“Cookies and man parts…seem to be the only two things that will get me on a main Strikeforce card. That or shaking my assets.” the Victoria, B.C., native said in a blog post, taking a jab at former women’s mainstay Gina Carano (and possibly Cyborg as well with that whole “man parts” line).
“I am the Strikeforce Women’s Welterweight champion, yet I fought for my title on a ‘Challengers’ card. Now I am set to defend my title (again) on a ‘Challengers’ card. I am a talented, exciting FEMALE fighter at 135 lbs. I will NOT eat a ridiculous amount of cookies to make 145 lbs JUST for the opportunity to be on a main card...”
Fan and media reaction to Kaufman’s calling out of Strikeforce have been mixed, to say the least.

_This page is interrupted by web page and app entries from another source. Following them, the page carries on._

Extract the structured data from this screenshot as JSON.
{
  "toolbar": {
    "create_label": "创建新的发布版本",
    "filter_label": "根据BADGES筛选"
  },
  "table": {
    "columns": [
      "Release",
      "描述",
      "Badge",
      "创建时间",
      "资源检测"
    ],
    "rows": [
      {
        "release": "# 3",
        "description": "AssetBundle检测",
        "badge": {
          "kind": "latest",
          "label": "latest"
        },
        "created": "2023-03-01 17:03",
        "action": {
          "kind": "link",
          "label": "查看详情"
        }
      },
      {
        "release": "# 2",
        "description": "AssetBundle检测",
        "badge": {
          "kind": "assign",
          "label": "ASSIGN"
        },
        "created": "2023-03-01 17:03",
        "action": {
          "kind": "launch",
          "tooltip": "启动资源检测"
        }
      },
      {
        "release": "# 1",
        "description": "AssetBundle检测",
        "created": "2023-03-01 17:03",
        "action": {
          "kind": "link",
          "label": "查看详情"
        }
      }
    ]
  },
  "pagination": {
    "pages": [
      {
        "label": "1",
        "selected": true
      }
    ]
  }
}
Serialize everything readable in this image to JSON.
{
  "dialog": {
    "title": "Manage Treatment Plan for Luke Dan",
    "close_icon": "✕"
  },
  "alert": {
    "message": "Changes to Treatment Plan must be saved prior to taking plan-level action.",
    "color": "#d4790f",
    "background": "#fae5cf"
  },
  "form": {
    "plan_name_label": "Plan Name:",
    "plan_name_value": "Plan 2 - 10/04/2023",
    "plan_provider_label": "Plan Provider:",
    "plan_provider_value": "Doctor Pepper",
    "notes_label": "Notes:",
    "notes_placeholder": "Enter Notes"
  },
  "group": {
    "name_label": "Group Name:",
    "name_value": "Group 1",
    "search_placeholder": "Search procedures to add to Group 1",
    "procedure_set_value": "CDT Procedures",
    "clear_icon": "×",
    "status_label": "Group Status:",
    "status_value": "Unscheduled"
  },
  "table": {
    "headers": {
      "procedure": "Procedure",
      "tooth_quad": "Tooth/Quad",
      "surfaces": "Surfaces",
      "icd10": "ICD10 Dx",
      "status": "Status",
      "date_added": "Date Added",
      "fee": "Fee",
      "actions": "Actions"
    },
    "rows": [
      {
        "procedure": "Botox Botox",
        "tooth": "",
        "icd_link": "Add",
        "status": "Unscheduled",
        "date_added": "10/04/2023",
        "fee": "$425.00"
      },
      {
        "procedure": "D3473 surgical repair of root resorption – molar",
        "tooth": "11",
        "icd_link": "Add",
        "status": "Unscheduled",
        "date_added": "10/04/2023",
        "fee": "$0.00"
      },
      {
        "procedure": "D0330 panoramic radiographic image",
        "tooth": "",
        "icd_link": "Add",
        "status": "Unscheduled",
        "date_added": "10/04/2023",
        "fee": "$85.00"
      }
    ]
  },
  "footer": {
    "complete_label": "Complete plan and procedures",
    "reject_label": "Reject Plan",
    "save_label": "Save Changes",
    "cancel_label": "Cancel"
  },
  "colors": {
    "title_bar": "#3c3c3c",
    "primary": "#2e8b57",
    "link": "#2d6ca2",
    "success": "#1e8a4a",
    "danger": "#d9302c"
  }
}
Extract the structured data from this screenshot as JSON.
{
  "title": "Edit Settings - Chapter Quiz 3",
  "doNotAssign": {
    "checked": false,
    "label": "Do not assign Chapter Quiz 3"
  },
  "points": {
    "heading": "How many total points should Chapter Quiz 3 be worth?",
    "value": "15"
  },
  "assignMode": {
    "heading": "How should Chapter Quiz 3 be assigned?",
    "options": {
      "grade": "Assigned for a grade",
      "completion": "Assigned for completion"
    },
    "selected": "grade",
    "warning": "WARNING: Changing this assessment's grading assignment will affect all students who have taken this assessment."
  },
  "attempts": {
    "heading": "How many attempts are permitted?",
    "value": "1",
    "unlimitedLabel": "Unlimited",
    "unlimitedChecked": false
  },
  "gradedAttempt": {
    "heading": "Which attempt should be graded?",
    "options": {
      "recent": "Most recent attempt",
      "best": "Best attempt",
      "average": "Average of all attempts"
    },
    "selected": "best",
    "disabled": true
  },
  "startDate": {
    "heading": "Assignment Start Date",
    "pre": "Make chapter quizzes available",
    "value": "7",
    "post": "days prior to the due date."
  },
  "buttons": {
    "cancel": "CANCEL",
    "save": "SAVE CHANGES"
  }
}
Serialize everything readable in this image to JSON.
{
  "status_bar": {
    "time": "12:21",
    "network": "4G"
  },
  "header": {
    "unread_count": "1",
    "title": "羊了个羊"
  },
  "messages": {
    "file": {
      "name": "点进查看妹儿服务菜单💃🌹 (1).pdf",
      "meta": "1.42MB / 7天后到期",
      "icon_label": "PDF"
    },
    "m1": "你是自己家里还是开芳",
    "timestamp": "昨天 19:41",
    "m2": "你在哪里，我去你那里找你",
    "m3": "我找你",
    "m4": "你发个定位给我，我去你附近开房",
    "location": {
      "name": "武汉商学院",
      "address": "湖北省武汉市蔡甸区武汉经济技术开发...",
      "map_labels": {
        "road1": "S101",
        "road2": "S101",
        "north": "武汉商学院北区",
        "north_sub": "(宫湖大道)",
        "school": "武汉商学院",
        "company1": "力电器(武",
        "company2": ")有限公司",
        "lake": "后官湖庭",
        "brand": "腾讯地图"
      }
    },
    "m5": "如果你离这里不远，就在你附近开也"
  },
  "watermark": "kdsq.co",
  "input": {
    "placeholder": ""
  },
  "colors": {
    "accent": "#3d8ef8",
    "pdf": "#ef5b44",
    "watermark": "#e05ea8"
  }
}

On the one hand, some are calling her a crusader for Women’s MMA, who is rightly calling Strikeforce (and even the sport itself) out on its gender hypocrisy.
On the other hand, there are those who claim Kaufman is being whiny and unrealistic, a “diva” demanding a placement and level of promotion she just hasn’t earned.
As Jonathan Snowden pointed out in a piece recently, Kaufman doesn’t have much to stand on from a track record perspective. Yes, she is undefeated, with some very legit names on her ledger.
Before her power bomb finish of Modaferri, however, Kaufman had gone to three straight decisions as a Strikeforce fighter, in fights that were dominant, if not exactly entertaining.
Maybe her placement has less to do with being a woman, and more to do with being unexciting.
Maybe. But Strikeforce has never had a problem putting championship status above fighter excitement (Jake Shields, anyone?), at least until now.
As disappointing as it is to hear, the most likely reason for Kaufman’s promotional draught is that she’s not Gina Carano.
MMA itself is still a relatively new idea in the public consciousness, and women’s MMA even more so.
In North America, only one woman has ever managed to “break through” to capture significant buzz and attention, and let’s be honest with each other here.
Gina Carano wasn’t a star because she was a good fighter. She was a star because she was a good fighter who also happened to be pretty.
Until further notice, or until the “Cyborg” experiment moves beyond freak show appeal (don’t hold your breath) Gina stands as the singular example of mega-success in North American women’s MMA.
Still, Kaufman’s claims have exposed a degree of hypocrisy on the part of Strikeforce. Truth is, no matter if you agree with Kaufman’s assertion or not, you can’t deny the simple and uncomfortable facts they’ve brought to light.
She IS the only Strikeforce champion defending her title on “Challengers” cards, after all, and if Strikeforce has any regard for the legitimacy of their titles they’ll need to correct this imbalance.
Wait, did I just say Strikeforce and “title legitimacy” in the same sentence? Somewhere, Dana White is laughing— probably with his arm wrapped around Jake Shields.
By Elton Hobson